OBJECTIVES: To investigate the effects of n-3PUFAs on affective disorders including major depression, bipolar disorder and perinatal depression.
METHODS: a comprehensive search on PUBMED, Medline and PsychINFO of all RCTs using n-3PUFAs patients with depressive symptoms published up to April 2016 was performed. We included trials that examined unipolar or bipolar disorder and trials that investigated depressive symptoms in relation to pregnancy. Trials were excluded if the depressive symptomatology was related to other primary organic diseases.
RESULTS: 264 RCT studies were identified but only 36 met the inclusion criteria. First, it has been reported that n-3PUFAs supplementation might have clinical benefits on depressive symptoms. Second, EPA supplement, rather than DHA, seems to be more effective in treating major depression. Third, n-3PUFAs can have beneficial effects in bipolar depression but not in perinatal depression.
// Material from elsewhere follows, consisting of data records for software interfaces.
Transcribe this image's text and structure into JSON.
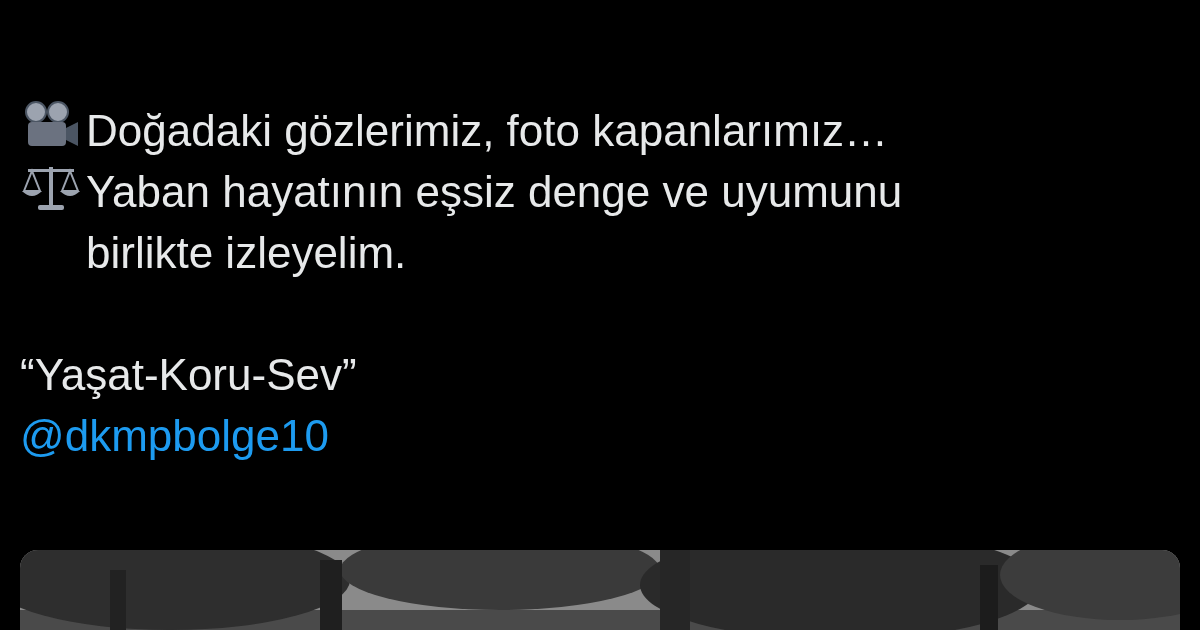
{
  "tweet": {
    "lines": [
      {
        "kind": "projector",
        "text": "Doğadaki gözlerimiz, foto kapanlarımız…"
      },
      {
        "kind": "scales",
        "text": "Yaban hayatının eşsiz denge ve uyumunu birlikte izleyelim."
      }
    ],
    "motto": "“Yaşat-Koru-Sev”",
    "mention": "@dkmpbolge10"
  }
}
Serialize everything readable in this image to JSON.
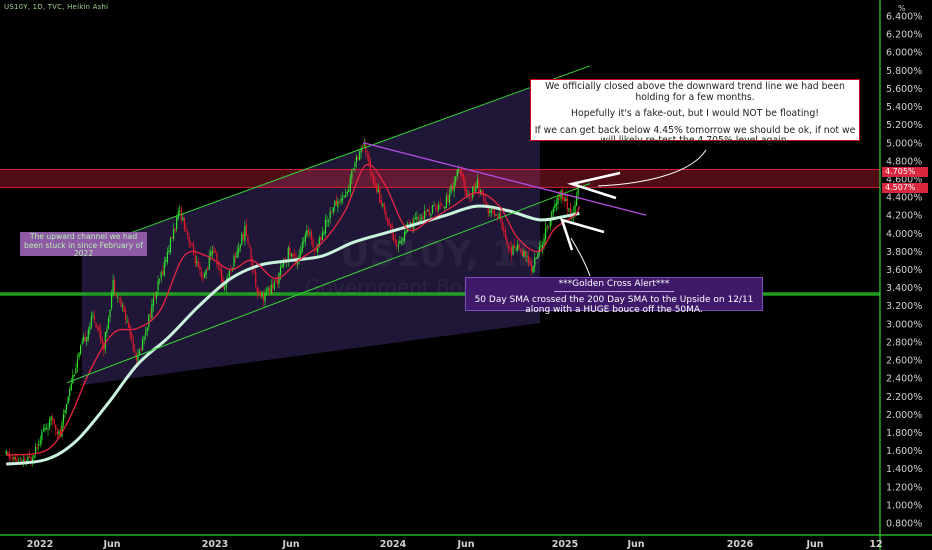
{
  "header": {
    "symbol_line": "US10Y, 1D, TVC, Heikin Ashi",
    "unit": "%"
  },
  "watermark": {
    "ticker": "US10Y, 1D",
    "subtitle": "Government Bonds"
  },
  "colors": {
    "background": "#000000",
    "up_candle": "#2ee82e",
    "down_candle": "#e8182b",
    "sma50": "#e8253f",
    "sma200": "#c9f3dc",
    "channel": "#35d335",
    "resistance_band": "#d11f34",
    "trendline": "#b04ce0",
    "support_line": "#1f9c1f",
    "channel_fill": "#3a2a66"
  },
  "price_tags": [
    {
      "label": "4.705%",
      "value": 4.705
    },
    {
      "label": "4.507%",
      "value": 4.507
    }
  ],
  "annotations": {
    "main_note": [
      "We officially closed above the downward trend line we had been holding for a few months.",
      "Hopefully it's a fake-out, but I would NOT be floating!",
      "If we can get back below 4.45% tomorrow we should be ok, if not we will likely re-test the 4.705% level again."
    ],
    "golden_cross_title": "***Golden Cross Alert***",
    "golden_cross_text": "50 Day SMA crossed the 200 Day SMA to the Upside on 12/11 along with a HUGE bouce off the 50MA.",
    "channel_note": "The upward channel we had been stuck in since February of 2022"
  },
  "chart_data": {
    "type": "candlestick",
    "title": "",
    "xlabel": "",
    "ylabel": "",
    "ylim": [
      0.7,
      6.5
    ],
    "x_ticks": [
      "2022",
      "Jun",
      "2023",
      "Jun",
      "2024",
      "Jun",
      "2025",
      "Jun",
      "2026",
      "Jun",
      "12"
    ],
    "y_ticks": [
      "6.400%",
      "6.200%",
      "6.000%",
      "5.800%",
      "5.600%",
      "5.400%",
      "5.200%",
      "5.000%",
      "4.800%",
      "4.600%",
      "4.400%",
      "4.200%",
      "4.000%",
      "3.800%",
      "3.600%",
      "3.400%",
      "3.200%",
      "3.000%",
      "2.800%",
      "2.600%",
      "2.400%",
      "2.200%",
      "2.000%",
      "1.800%",
      "1.600%",
      "1.400%",
      "1.200%",
      "1.000%",
      "0.800%"
    ],
    "resistance_zone": [
      4.507,
      4.705
    ],
    "support_level": 3.33,
    "price_path": [
      [
        "2021-11-15",
        1.55
      ],
      [
        "2021-12-15",
        1.45
      ],
      [
        "2022-01-01",
        1.5
      ],
      [
        "2022-01-25",
        1.8
      ],
      [
        "2022-02-15",
        1.95
      ],
      [
        "2022-03-01",
        1.75
      ],
      [
        "2022-03-20",
        2.3
      ],
      [
        "2022-04-10",
        2.7
      ],
      [
        "2022-05-06",
        3.1
      ],
      [
        "2022-05-27",
        2.75
      ],
      [
        "2022-06-14",
        3.45
      ],
      [
        "2022-07-10",
        3.05
      ],
      [
        "2022-08-01",
        2.6
      ],
      [
        "2022-08-25",
        3.1
      ],
      [
        "2022-09-20",
        3.6
      ],
      [
        "2022-10-10",
        4.0
      ],
      [
        "2022-10-24",
        4.25
      ],
      [
        "2022-11-10",
        3.95
      ],
      [
        "2022-12-07",
        3.45
      ],
      [
        "2022-12-28",
        3.85
      ],
      [
        "2023-01-18",
        3.4
      ],
      [
        "2023-02-10",
        3.75
      ],
      [
        "2023-03-02",
        4.05
      ],
      [
        "2023-03-24",
        3.4
      ],
      [
        "2023-04-06",
        3.3
      ],
      [
        "2023-05-01",
        3.45
      ],
      [
        "2023-05-26",
        3.8
      ],
      [
        "2023-06-10",
        3.7
      ],
      [
        "2023-07-06",
        4.05
      ],
      [
        "2023-07-18",
        3.8
      ],
      [
        "2023-08-10",
        4.15
      ],
      [
        "2023-08-22",
        4.3
      ],
      [
        "2023-09-20",
        4.45
      ],
      [
        "2023-10-03",
        4.8
      ],
      [
        "2023-10-20",
        4.98
      ],
      [
        "2023-11-10",
        4.6
      ],
      [
        "2023-12-01",
        4.25
      ],
      [
        "2023-12-27",
        3.85
      ],
      [
        "2024-01-15",
        4.05
      ],
      [
        "2024-02-05",
        4.15
      ],
      [
        "2024-03-01",
        4.25
      ],
      [
        "2024-04-01",
        4.35
      ],
      [
        "2024-04-25",
        4.7
      ],
      [
        "2024-05-15",
        4.4
      ],
      [
        "2024-06-01",
        4.55
      ],
      [
        "2024-06-20",
        4.25
      ],
      [
        "2024-07-15",
        4.2
      ],
      [
        "2024-08-05",
        3.8
      ],
      [
        "2024-08-25",
        3.85
      ],
      [
        "2024-09-16",
        3.62
      ],
      [
        "2024-10-01",
        3.8
      ],
      [
        "2024-10-20",
        4.1
      ],
      [
        "2024-11-05",
        4.35
      ],
      [
        "2024-11-15",
        4.45
      ],
      [
        "2024-12-06",
        4.15
      ],
      [
        "2024-12-20",
        4.55
      ]
    ],
    "sma50_path": [
      [
        "2021-11-15",
        1.55
      ],
      [
        "2022-02-01",
        1.6
      ],
      [
        "2022-03-15",
        1.9
      ],
      [
        "2022-05-01",
        2.5
      ],
      [
        "2022-06-15",
        2.9
      ],
      [
        "2022-08-01",
        2.95
      ],
      [
        "2022-09-15",
        3.15
      ],
      [
        "2022-11-01",
        3.75
      ],
      [
        "2022-12-15",
        3.75
      ],
      [
        "2023-02-01",
        3.6
      ],
      [
        "2023-03-15",
        3.7
      ],
      [
        "2023-05-01",
        3.5
      ],
      [
        "2023-06-15",
        3.7
      ],
      [
        "2023-08-01",
        3.9
      ],
      [
        "2023-09-15",
        4.25
      ],
      [
        "2023-10-25",
        4.75
      ],
      [
        "2023-12-01",
        4.55
      ],
      [
        "2024-01-15",
        4.05
      ],
      [
        "2024-03-01",
        4.15
      ],
      [
        "2024-04-15",
        4.3
      ],
      [
        "2024-06-01",
        4.45
      ],
      [
        "2024-07-15",
        4.3
      ],
      [
        "2024-08-20",
        3.95
      ],
      [
        "2024-10-01",
        3.8
      ],
      [
        "2024-11-01",
        4.05
      ],
      [
        "2024-12-11",
        4.2
      ],
      [
        "2024-12-20",
        4.3
      ]
    ],
    "sma200_path": [
      [
        "2021-11-15",
        1.45
      ],
      [
        "2022-02-01",
        1.5
      ],
      [
        "2022-04-01",
        1.7
      ],
      [
        "2022-06-01",
        2.1
      ],
      [
        "2022-08-01",
        2.55
      ],
      [
        "2022-10-01",
        2.85
      ],
      [
        "2022-12-01",
        3.2
      ],
      [
        "2023-02-01",
        3.5
      ],
      [
        "2023-04-01",
        3.65
      ],
      [
        "2023-06-01",
        3.7
      ],
      [
        "2023-08-01",
        3.75
      ],
      [
        "2023-10-01",
        3.9
      ],
      [
        "2023-12-01",
        4.0
      ],
      [
        "2024-02-01",
        4.1
      ],
      [
        "2024-04-01",
        4.2
      ],
      [
        "2024-06-01",
        4.3
      ],
      [
        "2024-08-01",
        4.25
      ],
      [
        "2024-10-01",
        4.15
      ],
      [
        "2024-11-15",
        4.18
      ],
      [
        "2024-12-20",
        4.22
      ]
    ],
    "channel_upper": [
      [
        "2022-03-15",
        3.75
      ],
      [
        "2025-01-10",
        5.85
      ]
    ],
    "channel_lower": [
      [
        "2022-03-15",
        2.35
      ],
      [
        "2025-01-10",
        4.55
      ]
    ],
    "downward_trendline": [
      [
        "2023-10-20",
        5.0
      ],
      [
        "2025-05-01",
        4.2
      ]
    ],
    "grid": false,
    "legend": "none"
  }
}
CONCLUSIONS: there are only some evidence on the efficacy of n-3PUFAs in affective disorders especially to unipolar and bipolar depression not powered enough to confirm a therapeutic effect for affective disorder. Therefore, further studies with larger and more homogeneous samples, are required to confirm these effects.
- Journal Article